On motion graphics, making accounting videos 'sexy', and giant leaps of faith.
Tell us a little about yourself and how you came to a career in motion graphics and video?
I grew up in South Africa and moved to New Zealand when I was 13. My dad is a closet artist and taught my siblings and me a lot as we were growing up. We’d do graphic design, painting, massive murals, but I never thought that design was something I could actually do as a career.
I took art and design subjects at high school and then in university I completed a bachelor in art and design, majoring in digital. It was a brand-new degree; there were only 40 of us in the the country doing it, learning about 3D animation, visual effects, motion graphics, and compositing.
We had a teacher called Andrew Denton who taught us how to do the Spider Man intro, where you take several different webs, layer and rotate them in 3D space, and fly a 3D camera through it. After that I was hooked, I wanted to do film titles: to tell a story, about a story, before a story.
After university I took up a motion graphics job at a church. Not everyone knows that churches produce a ton of video content and motion graphics. Three years later I was offered a job as a Motion Graphics Designer at Xero, a company that produces accounting software for small businesses.
What was it like making videos at Xero?

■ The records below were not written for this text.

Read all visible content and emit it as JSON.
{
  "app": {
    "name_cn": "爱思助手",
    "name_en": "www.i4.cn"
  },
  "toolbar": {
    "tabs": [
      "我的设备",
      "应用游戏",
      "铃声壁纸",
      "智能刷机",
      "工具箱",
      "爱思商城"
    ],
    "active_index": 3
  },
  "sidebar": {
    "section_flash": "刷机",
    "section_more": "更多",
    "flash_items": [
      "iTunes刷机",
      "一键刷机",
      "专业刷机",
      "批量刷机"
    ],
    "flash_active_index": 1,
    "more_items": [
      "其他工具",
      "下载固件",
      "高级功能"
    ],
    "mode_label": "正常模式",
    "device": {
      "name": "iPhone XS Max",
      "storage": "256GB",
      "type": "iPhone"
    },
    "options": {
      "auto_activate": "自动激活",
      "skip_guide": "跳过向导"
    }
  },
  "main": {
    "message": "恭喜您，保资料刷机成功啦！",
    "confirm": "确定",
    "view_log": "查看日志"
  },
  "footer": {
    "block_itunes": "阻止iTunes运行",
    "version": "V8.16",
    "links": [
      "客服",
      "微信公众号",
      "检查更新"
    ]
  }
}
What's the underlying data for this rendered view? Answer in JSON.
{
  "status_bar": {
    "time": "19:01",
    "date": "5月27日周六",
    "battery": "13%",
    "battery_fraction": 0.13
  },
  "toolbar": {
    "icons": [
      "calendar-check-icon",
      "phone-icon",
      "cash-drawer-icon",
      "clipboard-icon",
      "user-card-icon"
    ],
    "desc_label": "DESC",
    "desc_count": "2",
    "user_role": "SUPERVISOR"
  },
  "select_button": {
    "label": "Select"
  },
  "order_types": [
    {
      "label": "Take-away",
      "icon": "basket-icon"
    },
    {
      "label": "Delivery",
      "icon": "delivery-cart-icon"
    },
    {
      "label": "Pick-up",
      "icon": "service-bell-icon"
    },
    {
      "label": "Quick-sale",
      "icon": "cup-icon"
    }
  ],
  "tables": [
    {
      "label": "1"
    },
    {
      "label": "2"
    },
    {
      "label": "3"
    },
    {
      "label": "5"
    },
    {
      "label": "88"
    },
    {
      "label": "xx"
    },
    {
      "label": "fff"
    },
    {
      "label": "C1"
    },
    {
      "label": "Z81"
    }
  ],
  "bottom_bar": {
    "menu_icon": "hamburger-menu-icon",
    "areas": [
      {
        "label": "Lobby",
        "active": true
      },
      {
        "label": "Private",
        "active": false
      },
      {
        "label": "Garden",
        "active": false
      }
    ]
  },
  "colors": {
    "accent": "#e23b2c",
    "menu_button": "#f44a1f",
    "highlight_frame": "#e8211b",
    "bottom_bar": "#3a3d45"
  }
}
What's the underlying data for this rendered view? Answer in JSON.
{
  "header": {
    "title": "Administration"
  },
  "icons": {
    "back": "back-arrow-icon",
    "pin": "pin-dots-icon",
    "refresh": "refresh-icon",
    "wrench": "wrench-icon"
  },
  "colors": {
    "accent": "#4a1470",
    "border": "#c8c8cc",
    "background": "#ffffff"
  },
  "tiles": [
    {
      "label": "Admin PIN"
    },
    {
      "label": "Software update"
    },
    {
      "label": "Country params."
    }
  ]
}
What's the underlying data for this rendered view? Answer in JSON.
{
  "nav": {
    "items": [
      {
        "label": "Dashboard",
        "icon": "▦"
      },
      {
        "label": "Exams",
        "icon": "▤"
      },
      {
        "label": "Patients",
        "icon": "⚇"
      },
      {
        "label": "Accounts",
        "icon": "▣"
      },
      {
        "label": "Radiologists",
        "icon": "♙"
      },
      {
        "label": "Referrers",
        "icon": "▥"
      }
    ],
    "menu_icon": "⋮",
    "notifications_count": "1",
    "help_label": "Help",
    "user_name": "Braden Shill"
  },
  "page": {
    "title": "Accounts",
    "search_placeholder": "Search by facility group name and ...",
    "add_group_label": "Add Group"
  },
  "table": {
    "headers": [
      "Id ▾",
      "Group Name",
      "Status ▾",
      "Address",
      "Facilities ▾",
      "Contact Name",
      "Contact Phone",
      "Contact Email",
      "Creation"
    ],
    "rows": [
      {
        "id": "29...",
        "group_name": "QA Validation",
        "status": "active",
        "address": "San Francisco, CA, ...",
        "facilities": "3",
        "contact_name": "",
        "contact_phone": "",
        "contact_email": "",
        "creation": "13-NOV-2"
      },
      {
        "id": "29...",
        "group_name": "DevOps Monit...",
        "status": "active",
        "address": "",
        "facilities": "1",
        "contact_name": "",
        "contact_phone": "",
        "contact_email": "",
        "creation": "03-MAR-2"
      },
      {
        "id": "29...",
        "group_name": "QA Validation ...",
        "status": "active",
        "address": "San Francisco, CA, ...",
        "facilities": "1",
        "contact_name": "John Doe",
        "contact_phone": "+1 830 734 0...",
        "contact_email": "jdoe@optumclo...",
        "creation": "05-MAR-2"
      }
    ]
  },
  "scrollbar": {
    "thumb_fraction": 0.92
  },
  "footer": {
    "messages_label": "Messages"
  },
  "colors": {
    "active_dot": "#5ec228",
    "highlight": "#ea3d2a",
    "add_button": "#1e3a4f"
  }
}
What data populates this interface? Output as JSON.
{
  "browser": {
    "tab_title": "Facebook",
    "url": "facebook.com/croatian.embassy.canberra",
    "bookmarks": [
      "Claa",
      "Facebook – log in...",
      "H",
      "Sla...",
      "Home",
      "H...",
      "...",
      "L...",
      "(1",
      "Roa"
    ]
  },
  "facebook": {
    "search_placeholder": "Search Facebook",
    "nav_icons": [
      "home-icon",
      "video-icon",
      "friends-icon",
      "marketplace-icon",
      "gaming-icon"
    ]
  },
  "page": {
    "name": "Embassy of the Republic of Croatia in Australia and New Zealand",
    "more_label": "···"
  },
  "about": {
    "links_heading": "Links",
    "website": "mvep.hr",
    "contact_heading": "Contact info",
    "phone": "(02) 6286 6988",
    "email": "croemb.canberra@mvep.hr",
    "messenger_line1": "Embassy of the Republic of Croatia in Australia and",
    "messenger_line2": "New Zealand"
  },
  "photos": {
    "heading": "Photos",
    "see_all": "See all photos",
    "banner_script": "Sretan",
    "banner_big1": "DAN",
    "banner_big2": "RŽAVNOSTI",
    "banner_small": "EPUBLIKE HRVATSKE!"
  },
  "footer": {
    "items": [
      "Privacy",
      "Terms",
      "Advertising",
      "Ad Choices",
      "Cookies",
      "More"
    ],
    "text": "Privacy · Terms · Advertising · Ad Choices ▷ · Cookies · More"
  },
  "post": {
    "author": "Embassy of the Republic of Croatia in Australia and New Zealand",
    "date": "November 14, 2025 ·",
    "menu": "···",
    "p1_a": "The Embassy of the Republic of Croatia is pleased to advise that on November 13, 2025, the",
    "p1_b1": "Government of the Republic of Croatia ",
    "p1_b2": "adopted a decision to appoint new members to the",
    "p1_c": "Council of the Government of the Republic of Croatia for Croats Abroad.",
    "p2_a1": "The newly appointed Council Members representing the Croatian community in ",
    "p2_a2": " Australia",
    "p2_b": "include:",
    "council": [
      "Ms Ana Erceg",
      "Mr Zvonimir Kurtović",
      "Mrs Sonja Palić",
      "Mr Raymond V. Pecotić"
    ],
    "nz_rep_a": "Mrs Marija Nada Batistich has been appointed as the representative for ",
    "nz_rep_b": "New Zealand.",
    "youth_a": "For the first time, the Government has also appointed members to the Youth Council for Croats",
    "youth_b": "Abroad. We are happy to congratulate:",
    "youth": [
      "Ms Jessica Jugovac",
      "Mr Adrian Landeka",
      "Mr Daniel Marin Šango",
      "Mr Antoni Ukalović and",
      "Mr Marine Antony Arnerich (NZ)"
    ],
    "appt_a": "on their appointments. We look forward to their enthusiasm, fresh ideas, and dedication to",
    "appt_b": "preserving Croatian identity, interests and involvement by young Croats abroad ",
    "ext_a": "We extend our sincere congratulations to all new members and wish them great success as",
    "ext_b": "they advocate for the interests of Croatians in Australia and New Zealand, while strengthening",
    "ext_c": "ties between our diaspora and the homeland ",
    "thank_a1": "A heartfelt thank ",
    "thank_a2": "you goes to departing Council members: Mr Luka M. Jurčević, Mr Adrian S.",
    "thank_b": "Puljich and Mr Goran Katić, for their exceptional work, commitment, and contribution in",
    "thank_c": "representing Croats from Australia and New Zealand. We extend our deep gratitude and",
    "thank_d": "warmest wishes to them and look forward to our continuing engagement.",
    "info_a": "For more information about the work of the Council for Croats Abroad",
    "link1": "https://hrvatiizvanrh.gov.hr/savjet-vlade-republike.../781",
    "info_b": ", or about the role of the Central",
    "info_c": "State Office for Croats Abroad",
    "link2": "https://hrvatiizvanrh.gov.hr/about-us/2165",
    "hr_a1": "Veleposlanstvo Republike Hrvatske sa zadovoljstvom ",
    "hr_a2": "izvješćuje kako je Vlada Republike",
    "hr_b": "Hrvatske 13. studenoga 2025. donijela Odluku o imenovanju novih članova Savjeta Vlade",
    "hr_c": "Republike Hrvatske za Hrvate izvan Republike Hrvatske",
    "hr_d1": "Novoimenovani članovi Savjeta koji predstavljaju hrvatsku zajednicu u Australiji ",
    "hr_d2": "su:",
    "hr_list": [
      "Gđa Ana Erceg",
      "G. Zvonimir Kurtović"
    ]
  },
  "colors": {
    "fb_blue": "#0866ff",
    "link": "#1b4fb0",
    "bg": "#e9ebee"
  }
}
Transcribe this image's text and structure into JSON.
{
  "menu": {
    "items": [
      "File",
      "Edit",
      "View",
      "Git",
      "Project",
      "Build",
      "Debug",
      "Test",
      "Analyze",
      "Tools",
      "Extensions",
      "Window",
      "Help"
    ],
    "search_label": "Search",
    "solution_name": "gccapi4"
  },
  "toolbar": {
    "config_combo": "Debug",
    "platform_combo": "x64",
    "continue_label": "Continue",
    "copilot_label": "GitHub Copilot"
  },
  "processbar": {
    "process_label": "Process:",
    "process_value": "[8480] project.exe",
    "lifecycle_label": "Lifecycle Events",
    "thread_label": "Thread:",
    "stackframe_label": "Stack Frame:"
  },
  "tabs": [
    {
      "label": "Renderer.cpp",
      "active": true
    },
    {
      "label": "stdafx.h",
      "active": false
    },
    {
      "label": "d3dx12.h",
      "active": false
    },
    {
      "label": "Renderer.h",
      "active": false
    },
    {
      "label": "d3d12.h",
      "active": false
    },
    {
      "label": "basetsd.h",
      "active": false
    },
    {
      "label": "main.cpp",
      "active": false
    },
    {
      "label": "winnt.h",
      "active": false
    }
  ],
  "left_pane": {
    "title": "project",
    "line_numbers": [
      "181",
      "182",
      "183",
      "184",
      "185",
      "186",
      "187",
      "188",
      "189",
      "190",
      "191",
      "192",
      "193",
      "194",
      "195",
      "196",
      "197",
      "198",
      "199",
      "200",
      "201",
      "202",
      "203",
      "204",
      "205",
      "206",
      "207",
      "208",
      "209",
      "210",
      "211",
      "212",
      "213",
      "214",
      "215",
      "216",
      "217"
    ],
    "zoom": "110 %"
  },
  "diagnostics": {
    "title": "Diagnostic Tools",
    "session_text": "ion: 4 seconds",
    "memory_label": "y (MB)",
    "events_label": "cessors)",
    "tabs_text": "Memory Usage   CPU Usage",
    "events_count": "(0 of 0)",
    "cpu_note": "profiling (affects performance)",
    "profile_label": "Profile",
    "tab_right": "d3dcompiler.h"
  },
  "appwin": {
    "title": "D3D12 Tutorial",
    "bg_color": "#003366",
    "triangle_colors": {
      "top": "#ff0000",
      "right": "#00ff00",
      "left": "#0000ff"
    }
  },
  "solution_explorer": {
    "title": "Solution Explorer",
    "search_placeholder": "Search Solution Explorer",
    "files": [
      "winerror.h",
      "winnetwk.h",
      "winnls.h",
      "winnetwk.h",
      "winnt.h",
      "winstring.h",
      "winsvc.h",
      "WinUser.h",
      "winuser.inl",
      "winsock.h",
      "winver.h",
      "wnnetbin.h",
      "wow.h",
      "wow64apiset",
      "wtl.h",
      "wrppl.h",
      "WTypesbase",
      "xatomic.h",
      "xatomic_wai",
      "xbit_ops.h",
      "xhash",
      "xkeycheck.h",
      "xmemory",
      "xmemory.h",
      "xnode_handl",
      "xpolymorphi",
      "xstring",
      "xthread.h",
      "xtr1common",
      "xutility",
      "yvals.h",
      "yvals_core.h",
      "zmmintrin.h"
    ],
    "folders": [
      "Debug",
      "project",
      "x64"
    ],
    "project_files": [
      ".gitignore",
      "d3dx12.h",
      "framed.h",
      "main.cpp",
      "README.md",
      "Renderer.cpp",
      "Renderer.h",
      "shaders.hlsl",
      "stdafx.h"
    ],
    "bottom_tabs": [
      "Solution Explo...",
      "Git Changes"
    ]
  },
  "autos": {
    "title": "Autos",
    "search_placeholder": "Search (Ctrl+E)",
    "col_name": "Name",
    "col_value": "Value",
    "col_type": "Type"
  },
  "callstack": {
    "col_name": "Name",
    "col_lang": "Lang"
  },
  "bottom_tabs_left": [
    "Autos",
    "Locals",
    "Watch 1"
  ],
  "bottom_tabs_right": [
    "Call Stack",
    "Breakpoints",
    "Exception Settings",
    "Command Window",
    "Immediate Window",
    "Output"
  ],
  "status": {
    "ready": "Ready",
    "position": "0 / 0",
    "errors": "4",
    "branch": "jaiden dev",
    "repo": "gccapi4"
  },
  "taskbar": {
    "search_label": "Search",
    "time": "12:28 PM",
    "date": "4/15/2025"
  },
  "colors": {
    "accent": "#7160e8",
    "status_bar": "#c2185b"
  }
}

Producing content for accounting software was a new challenge – it became a question of how to make accounting software look sexy, beautiful and engaging!
We did a lot of case studies, approaching small business owners and asking them about how Xero has changed their lives. We quickly learned that one of the biggest commodities that you can't buy, is time. If you're able to save someone time, they can spend that time doing other things – hanging out with their kids or making profit for their business. Nobody wants to spend their time doing their books. So being able to produce videos that showcased that benefit, and make accounting software seem really appealing, was a big win for me.
We were really focused on our audience and I think if you can get to the stage where you can show the lifestyle that the product creates, and not show the product at all, that’s what resonates. Success is connecting on an emotional level.
How have tools like Wipster changed your workflow?
Working in a fast-paced environment like Xero, it's really hard to keep track of feedback. They pump out videos like crazy. Having to track all those videos through the review and approval process, seeing who’s said what, making changes and working with the various stakeholders, would be incredibly frustrating without Wipster.
Having a tool like Wipster keeps feedback in one central place, making our lives as video makers so much easier. You can print everything out, have it in front of you and resolve it immediately. For Xero it was a game-changer.
What other tools do you love using?
Vimeo is a big one: Xero has been using it for years, and hosts all its videos there – I think they have more than 800 videos on it now. I also use it all the time for my person work – I think I’ve liked 5,000 videos, which shows you how much time I spend on Vimeo!
For Xero they can assign thumbnails, play videos without any ads (that’s a biggie!), and have a really easy-to-use end call to action. The HD clarity and great loading time is excellent too.
For me, it’s like YouTube is a smorgasbord, where there’s so much stuff but you don’t know what you want, or where to find it, whereas Vimeo is fine dining. The Vimeo community of designers, motion graphics, and videographers is like a village. Everybody respects each other and plays nice. You get feedback from people who really care about the work you produce, so there’s this sense that we’re all creatives, there to support one another.
What would be awesome would be integrating Wipster with Vimeo – they complement each other so well; the process would be seamless! To be able to send a client a single link with Wipster inside Vimeo would completely wrap up the review, approval, and publishing workflow. It would save time and make for very happy clients.
Do you have any creative projects outside of work?
I think as a designer, or a creative in general, you need to have things that inspire you outside of your normal working day. You can’t put creativity to sleep, it never goes away. You can be walking, see something inspiring and think “I need to capture that and do something with it’. I’ve got the cliche notepad-beside-my-bed and there's been nights where I get up at two in the morning and think ‘I've got to do this right now’.
If we are unable to flex our creative muscles creatives can just be the worst people to deal with. Having projects outside of work is important because it pushes you out of your comfort zone and makes you think about things from a different perspective.
What’s next for Devon Moodley?
I’m taking a giant leap of faith and moving to Holland with my wife. There’s an amazing design and motion graphics community in the Netherlands, as well as being a central hub to the rest of Europe. It’s home to studios like Not to Scale, One Size and Present Plus who are making ridiculous, award-winning content, so the idea of rubbing shoulders with some of these guys is so exciting.
I think in order to create your best work, you want to be surrounded by people who are better than you. That's my next goal; to get back into learning and be the guy asking questions. I’m at a point where I feel like I need to learn more; I'm not even close to the peak of my career, I've only just scratched the surface.
I want to go create some amazing memories, meet some amazing people, and produce some really good work. A piece of advice that sums this is up is that “you can always make money, but you can't always make memories”. So if I can base myself around some amazing people and learn some new things, what is there to lose?
Thanks Devon, and all the best with your move!